>>>

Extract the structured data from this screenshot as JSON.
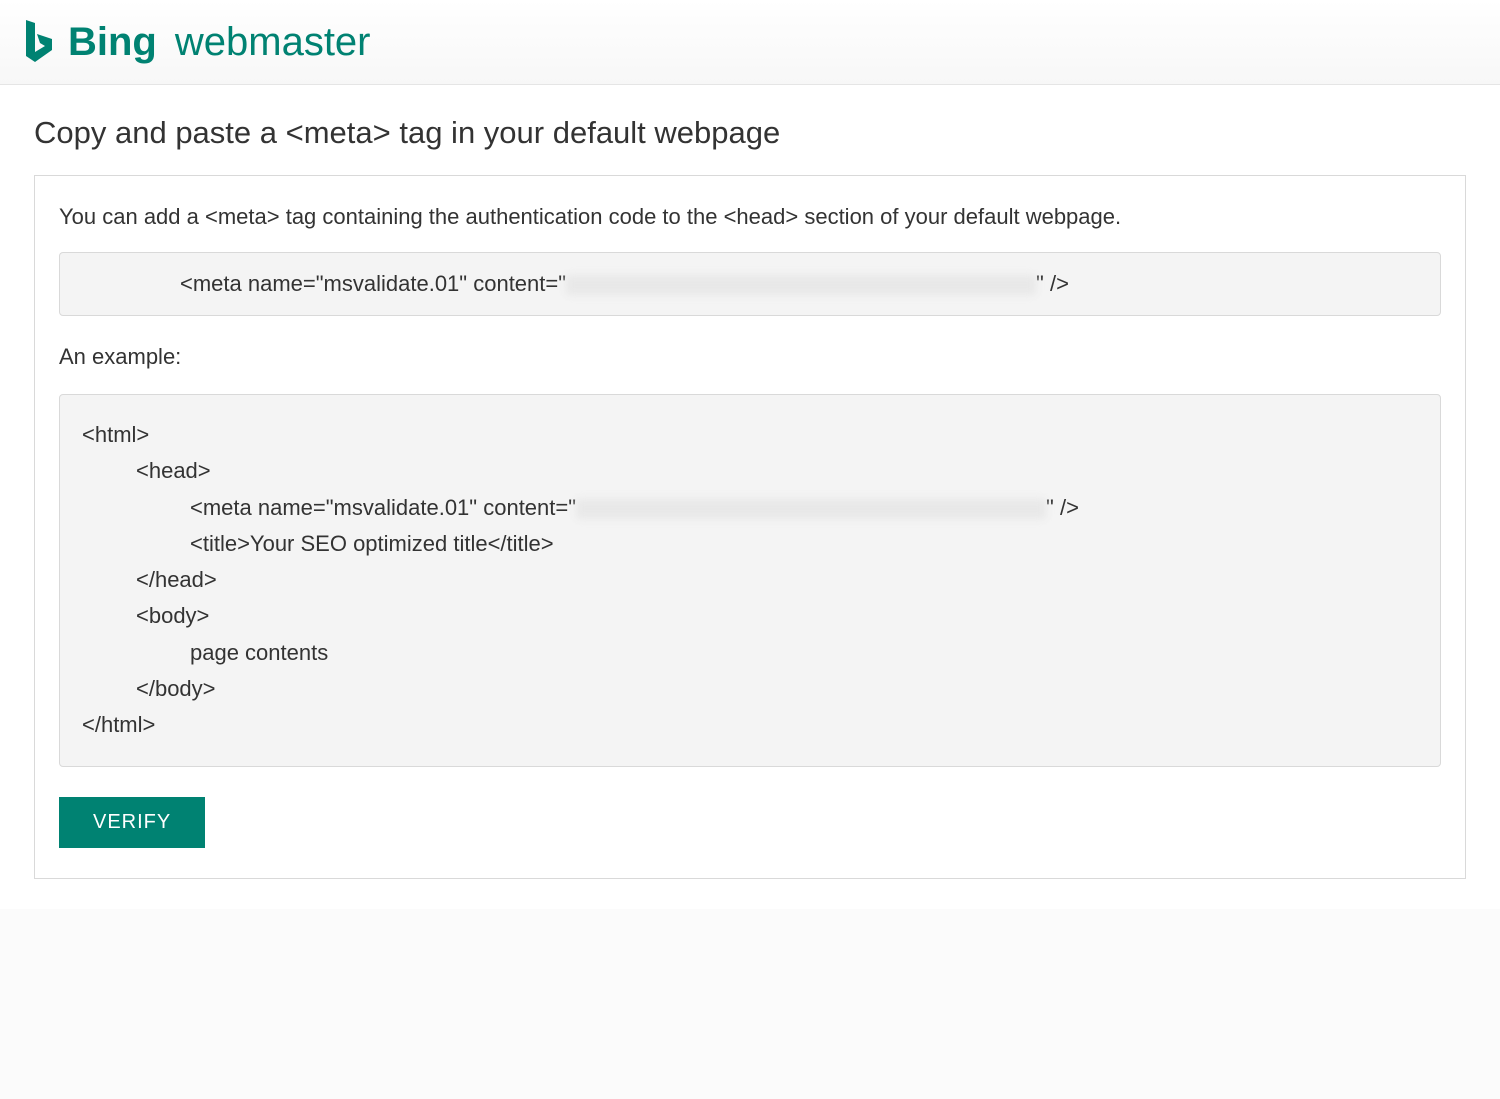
{
  "header": {
    "brand": "Bing",
    "product": "webmaster"
  },
  "main": {
    "title": "Copy and paste a <meta> tag in your default webpage",
    "intro": "You can add a <meta> tag containing the authentication code to the <head> section of your default webpage.",
    "meta_tag_prefix": "<meta name=\"msvalidate.01\" content=\"",
    "meta_tag_suffix": "\" />",
    "example_label": "An example:",
    "example": {
      "html_open": "<html>",
      "head_open": "<head>",
      "meta_line_prefix": "<meta name=\"msvalidate.01\" content=\"",
      "meta_line_suffix": "\" />",
      "title_line": "<title>Your SEO optimized title</title>",
      "head_close": "</head>",
      "body_open": "<body>",
      "body_content": "page contents",
      "body_close": "</body>",
      "html_close": "</html>"
    },
    "verify_label": "VERIFY"
  }
}
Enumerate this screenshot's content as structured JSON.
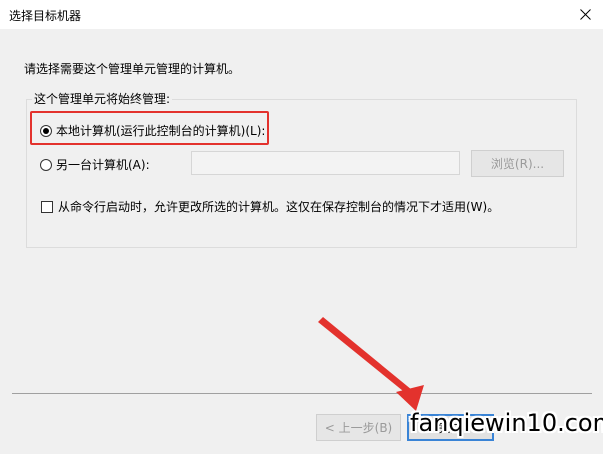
{
  "window": {
    "title": "选择目标机器",
    "close_icon": "close-icon"
  },
  "prompt": "请选择需要这个管理单元管理的计算机。",
  "group": {
    "legend": "这个管理单元将始终管理:",
    "local_option_label": "本地计算机(运行此控制台的计算机)(L):",
    "local_selected": true,
    "other_option_label": "另一台计算机(A):",
    "other_selected": false,
    "other_computer_value": "",
    "browse_label": "浏览(R)...",
    "checkbox_label": "从命令行启动时，允许更改所选的计算机。这仅在保存控制台的情况下才适用(W)。",
    "checkbox_checked": false
  },
  "footer": {
    "back_label": "< 上一步(B)",
    "next_label": "完成"
  },
  "watermark": "fanqiewin10.com",
  "colors": {
    "highlight": "#e3322d",
    "default_button_border": "#3a84d6",
    "background": "#f0f0f0"
  }
}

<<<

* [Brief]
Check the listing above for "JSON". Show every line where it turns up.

* [Answer for the task]
Extract the structured data from this screenshot as JSON.
Enumerate this screenshot's content as structured JSON.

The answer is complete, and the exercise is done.